[Collected data]
_ _ _ _ _

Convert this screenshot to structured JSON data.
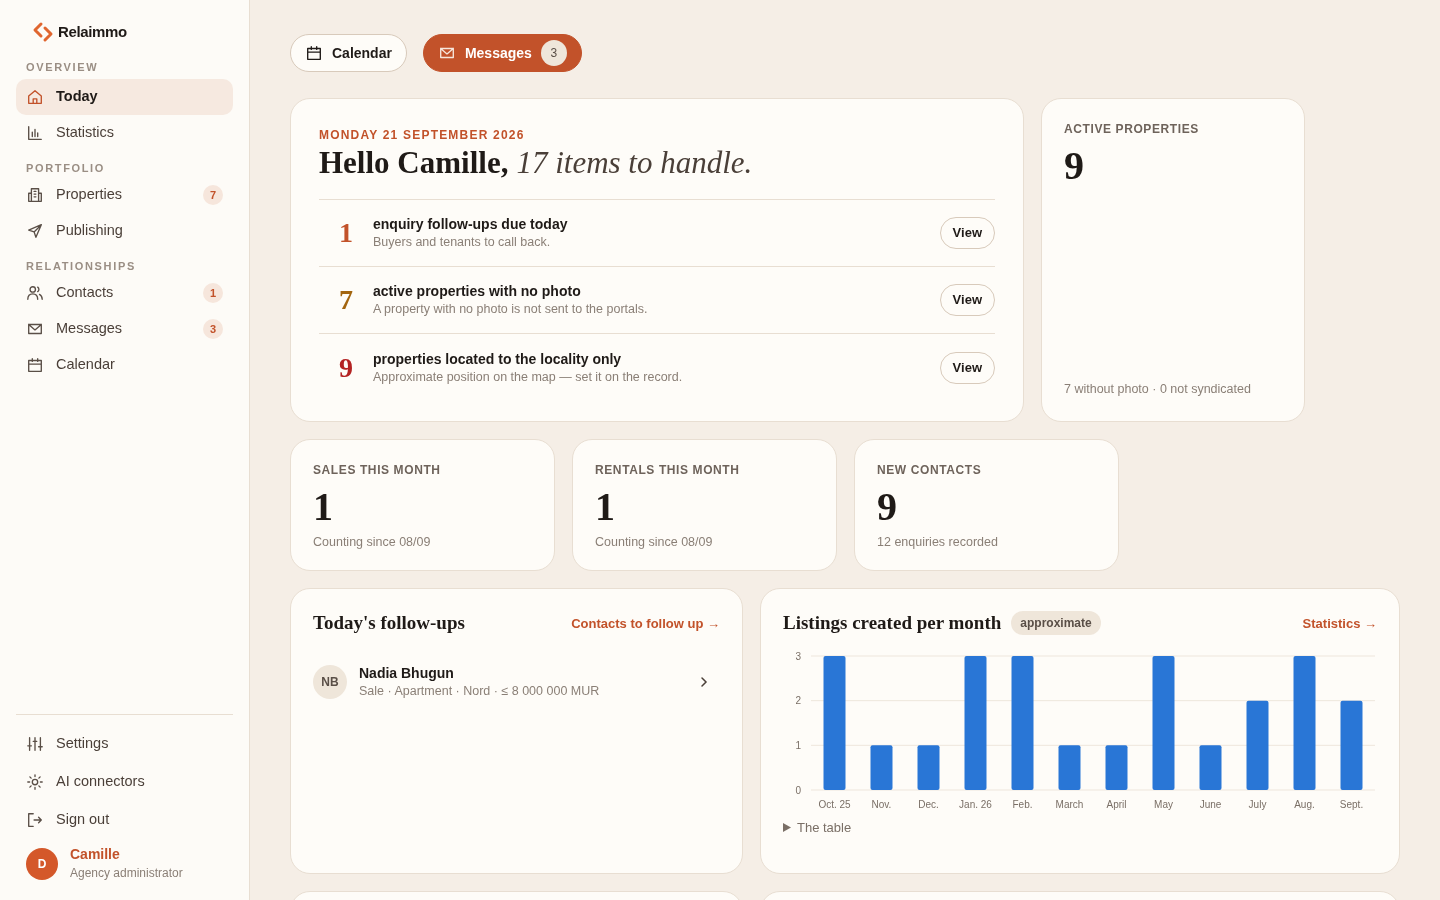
{
  "brand": {
    "name": "Relaimmo"
  },
  "sidebar": {
    "sections": [
      {
        "title": "OVERVIEW",
        "items": [
          {
            "label": "Today",
            "selected": true
          },
          {
            "label": "Statistics",
            "selected": false
          }
        ]
      },
      {
        "title": "PORTFOLIO",
        "items": [
          {
            "label": "Properties",
            "selected": false,
            "badge": "7"
          },
          {
            "label": "Publishing",
            "selected": false
          }
        ]
      },
      {
        "title": "RELATIONSHIPS",
        "items": [
          {
            "label": "Contacts",
            "selected": false,
            "badge": "1"
          },
          {
            "label": "Messages",
            "selected": false,
            "badge": "3"
          },
          {
            "label": "Calendar",
            "selected": false
          }
        ]
      }
    ],
    "footer_items": [
      {
        "label": "Settings"
      },
      {
        "label": "AI connectors"
      },
      {
        "label": "Sign out"
      }
    ],
    "user": {
      "initial": "D",
      "name": "Camille",
      "role": "Agency administrator"
    }
  },
  "top_buttons": [
    {
      "label": "Calendar",
      "selected": false
    },
    {
      "label": "Messages",
      "selected": true,
      "count": "3"
    }
  ],
  "today": {
    "date": "MONDAY 21 SEPTEMBER 2026",
    "greeting": "Hello Camille,",
    "summary": "17 items to handle.",
    "tasks": [
      {
        "count": "1",
        "color": "#c2522a",
        "title": "enquiry follow-ups due today",
        "subtitle": "Buyers and tenants to call back.",
        "action": "View"
      },
      {
        "count": "7",
        "color": "#a3650f",
        "title": "active properties with no photo",
        "subtitle": "A property with no photo is not sent to the portals.",
        "action": "View"
      },
      {
        "count": "9",
        "color": "#b42323",
        "title": "properties located to the locality only",
        "subtitle": "Approximate position on the map — set it on the record.",
        "action": "View"
      }
    ]
  },
  "active_properties": {
    "label": "ACTIVE PROPERTIES",
    "value": "9",
    "note": "7 without photo · 0 not syndicated"
  },
  "stats": [
    {
      "label": "SALES THIS MONTH",
      "value": "1",
      "note": "Counting since 08/09"
    },
    {
      "label": "RENTALS THIS MONTH",
      "value": "1",
      "note": "Counting since 08/09"
    },
    {
      "label": "NEW CONTACTS",
      "value": "9",
      "note": "12 enquiries recorded"
    }
  ],
  "follow_ups": {
    "title": "Today's follow-ups",
    "link": "Contacts to follow up →",
    "contacts": [
      {
        "initials": "NB",
        "name": "Nadia Bhugun",
        "details": "Sale · Apartment · Nord · ≤ 8 000 000 MUR"
      }
    ]
  },
  "listings": {
    "title": "Listings created per month",
    "badge": "approximate",
    "link": "Statistics →",
    "table_toggle": "The table",
    "chart_data": {
      "type": "bar",
      "categories": [
        "Oct. 25",
        "Nov.",
        "Dec.",
        "Jan. 26",
        "Feb.",
        "March",
        "April",
        "May",
        "June",
        "July",
        "Aug.",
        "Sept."
      ],
      "series": [
        {
          "color": "#2976d6",
          "values": [
            3,
            1,
            1,
            3,
            3,
            1,
            1,
            3,
            1,
            2,
            3,
            2
          ]
        }
      ],
      "ylim": [
        0,
        3
      ],
      "yticks": [
        0,
        1,
        2,
        3
      ]
    }
  }
}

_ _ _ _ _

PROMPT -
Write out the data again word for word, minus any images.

ANSWER SPACE -
Convert this screenshot to structured JSON data.
{
  "brand": {
    "name": "Relaimmo"
  },
  "sidebar": {
    "sections": [
      {
        "title": "OVERVIEW",
        "items": [
          {
            "label": "Today",
            "selected": true
          },
          {
            "label": "Statistics",
            "selected": false
          }
        ]
      },
      {
        "title": "PORTFOLIO",
        "items": [
          {
            "label": "Properties",
            "selected": false,
            "badge": "7"
          },
          {
            "label": "Publishing",
            "selected": false
          }
        ]
      },
      {
        "title": "RELATIONSHIPS",
        "items": [
          {
            "label": "Contacts",
            "selected": false,
            "badge": "1"
          },
          {
            "label": "Messages",
            "selected": false,
            "badge": "3"
          },
          {
            "label": "Calendar",
            "selected": false
          }
        ]
      }
    ],
    "footer_items": [
      {
        "label": "Settings"
      },
      {
        "label": "AI connectors"
      },
      {
        "label": "Sign out"
      }
    ],
    "user": {
      "initial": "D",
      "name": "Camille",
      "role": "Agency administrator"
    }
  },
  "top_buttons": [
    {
      "label": "Calendar",
      "selected": false
    },
    {
      "label": "Messages",
      "selected": true,
      "count": "3"
    }
  ],
  "today": {
    "date": "MONDAY 21 SEPTEMBER 2026",
    "greeting": "Hello Camille,",
    "summary": "17 items to handle.",
    "tasks": [
      {
        "count": "1",
        "color": "#c2522a",
        "title": "enquiry follow-ups due today",
        "subtitle": "Buyers and tenants to call back.",
        "action": "View"
      },
      {
        "count": "7",
        "color": "#a3650f",
        "title": "active properties with no photo",
        "subtitle": "A property with no photo is not sent to the portals.",
        "action": "View"
      },
      {
        "count": "9",
        "color": "#b42323",
        "title": "properties located to the locality only",
        "subtitle": "Approximate position on the map — set it on the record.",
        "action": "View"
      }
    ]
  },
  "active_properties": {
    "label": "ACTIVE PROPERTIES",
    "value": "9",
    "note": "7 without photo · 0 not syndicated"
  },
  "stats": [
    {
      "label": "SALES THIS MONTH",
      "value": "1",
      "note": "Counting since 08/09"
    },
    {
      "label": "RENTALS THIS MONTH",
      "value": "1",
      "note": "Counting since 08/09"
    },
    {
      "label": "NEW CONTACTS",
      "value": "9",
      "note": "12 enquiries recorded"
    }
  ],
  "follow_ups": {
    "title": "Today's follow-ups",
    "link": "Contacts to follow up →",
    "contacts": [
      {
        "initials": "NB",
        "name": "Nadia Bhugun",
        "details": "Sale · Apartment · Nord · ≤ 8 000 000 MUR"
      }
    ]
  },
  "listings": {
    "title": "Listings created per month",
    "badge": "approximate",
    "link": "Statistics →",
    "table_toggle": "The table",
    "chart_data": {
      "type": "bar",
      "categories": [
        "Oct. 25",
        "Nov.",
        "Dec.",
        "Jan. 26",
        "Feb.",
        "March",
        "April",
        "May",
        "June",
        "July",
        "Aug.",
        "Sept."
      ],
      "series": [
        {
          "color": "#2976d6",
          "values": [
            3,
            1,
            1,
            3,
            3,
            1,
            1,
            3,
            1,
            2,
            3,
            2
          ]
        }
      ],
      "ylim": [
        0,
        3
      ],
      "yticks": [
        0,
        1,
        2,
        3
      ]
    }
  }
}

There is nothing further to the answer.